Did you notice I appear to be on a house kick recently? It might be explained by the fact that my husband and I are in the process of downsizing and moving across the state to be near family. Or it may just be that houses of historical value fascinate me. When they are arranged as they were in their prime, they offer a window into the past.
I had the pleasure of touring Carlyle House in Alexandria, Virginia, recently. Carlyle House was the dream of English merchant John Carlyle, who wanted a home in colonial Virginia that would proclaim his status. Completed in 1753, it is the only stone house dating from that time period in Alexandria and looks very much like you might imagine a wealthy Englishman to build.
Having studied the English Regency for so long, I found the American version of the same time period interesting. Here’s some of the things I noted.
A number of the design elements were similar, from the Greek key pattern on the woodwork to the internal shutters rather than draperies on the windows. Mr. Carlyle apparently wrote at times to his family in England and asked what was fashionable there. Note, however, that while the chair may look like an original Chippendale, it was made in Boston.
Dresses also mimicked their English counterparts, whether the wide skirts of George Washington’s day or the Empire waists of the Regency. This display showed how the fabric of one era could be recycled by the next generation.
There is nothing, however, like American ingenuity. See the frame above the bed’s hangings in the picture below? I studied it for the longest time, trying to determine how they would have fit the fabric so precisely to the curve of the wood. The answer? It’s not fabric. The wood has been hand-painted in a perfect match. This may have been done in England, but I haven’t encountered it yet.
The museum did a good job of showing how Mr. Carlyle started out as a member of the British Empire and ended an American patriot. I must admit, as much as I love the Regency period, seeing this house and Dumbarton House in Georgetown made me long to write an American Revolutionary War story.
So, I’m adding it to the long list of books I hope to write someday.
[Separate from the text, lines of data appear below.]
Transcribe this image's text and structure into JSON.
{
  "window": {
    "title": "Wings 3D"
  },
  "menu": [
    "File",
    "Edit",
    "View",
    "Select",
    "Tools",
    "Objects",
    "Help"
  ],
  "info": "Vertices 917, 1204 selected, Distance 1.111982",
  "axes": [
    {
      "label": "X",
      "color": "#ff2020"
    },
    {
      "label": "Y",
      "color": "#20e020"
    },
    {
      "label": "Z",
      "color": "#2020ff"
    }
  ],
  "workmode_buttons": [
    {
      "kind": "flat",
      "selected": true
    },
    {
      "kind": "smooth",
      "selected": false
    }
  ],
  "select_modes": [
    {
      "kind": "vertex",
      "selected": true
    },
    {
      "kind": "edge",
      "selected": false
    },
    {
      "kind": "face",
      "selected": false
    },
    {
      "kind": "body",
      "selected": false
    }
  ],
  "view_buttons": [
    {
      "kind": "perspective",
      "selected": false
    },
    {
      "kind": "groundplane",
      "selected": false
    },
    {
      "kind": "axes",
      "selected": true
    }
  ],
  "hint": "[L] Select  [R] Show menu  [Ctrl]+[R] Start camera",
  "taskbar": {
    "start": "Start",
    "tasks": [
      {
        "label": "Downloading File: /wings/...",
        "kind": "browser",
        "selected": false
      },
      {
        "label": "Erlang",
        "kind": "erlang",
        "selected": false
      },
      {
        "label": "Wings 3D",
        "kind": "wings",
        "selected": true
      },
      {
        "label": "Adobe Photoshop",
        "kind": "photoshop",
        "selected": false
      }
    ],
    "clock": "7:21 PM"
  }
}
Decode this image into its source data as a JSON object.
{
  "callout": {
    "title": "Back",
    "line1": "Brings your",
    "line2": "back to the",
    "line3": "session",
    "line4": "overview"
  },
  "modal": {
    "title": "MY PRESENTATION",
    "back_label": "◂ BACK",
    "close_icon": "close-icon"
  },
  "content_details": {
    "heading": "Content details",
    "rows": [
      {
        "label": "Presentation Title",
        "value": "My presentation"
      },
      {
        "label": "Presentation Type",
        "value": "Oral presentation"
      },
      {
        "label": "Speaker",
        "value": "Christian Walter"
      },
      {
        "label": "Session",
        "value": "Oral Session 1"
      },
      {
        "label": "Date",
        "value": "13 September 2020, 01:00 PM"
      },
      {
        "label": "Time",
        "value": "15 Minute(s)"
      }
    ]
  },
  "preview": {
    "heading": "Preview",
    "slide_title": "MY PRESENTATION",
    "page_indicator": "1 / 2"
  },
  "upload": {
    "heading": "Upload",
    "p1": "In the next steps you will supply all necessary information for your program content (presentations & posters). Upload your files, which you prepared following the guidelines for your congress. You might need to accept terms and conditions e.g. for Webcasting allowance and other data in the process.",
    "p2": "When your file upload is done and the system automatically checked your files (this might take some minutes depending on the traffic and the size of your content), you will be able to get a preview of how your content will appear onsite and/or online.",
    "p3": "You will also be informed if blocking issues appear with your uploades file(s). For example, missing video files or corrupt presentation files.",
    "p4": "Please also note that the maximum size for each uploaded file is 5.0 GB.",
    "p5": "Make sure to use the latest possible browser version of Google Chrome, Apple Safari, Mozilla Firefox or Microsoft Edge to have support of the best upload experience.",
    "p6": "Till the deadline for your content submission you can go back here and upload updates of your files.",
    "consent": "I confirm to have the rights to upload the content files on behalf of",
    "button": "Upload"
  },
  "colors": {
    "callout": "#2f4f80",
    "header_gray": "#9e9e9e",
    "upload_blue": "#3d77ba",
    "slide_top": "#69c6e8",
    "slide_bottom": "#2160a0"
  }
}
Until then, like John Carlyle, I can dream.
*Top picture by Ser Amantio di Nicolao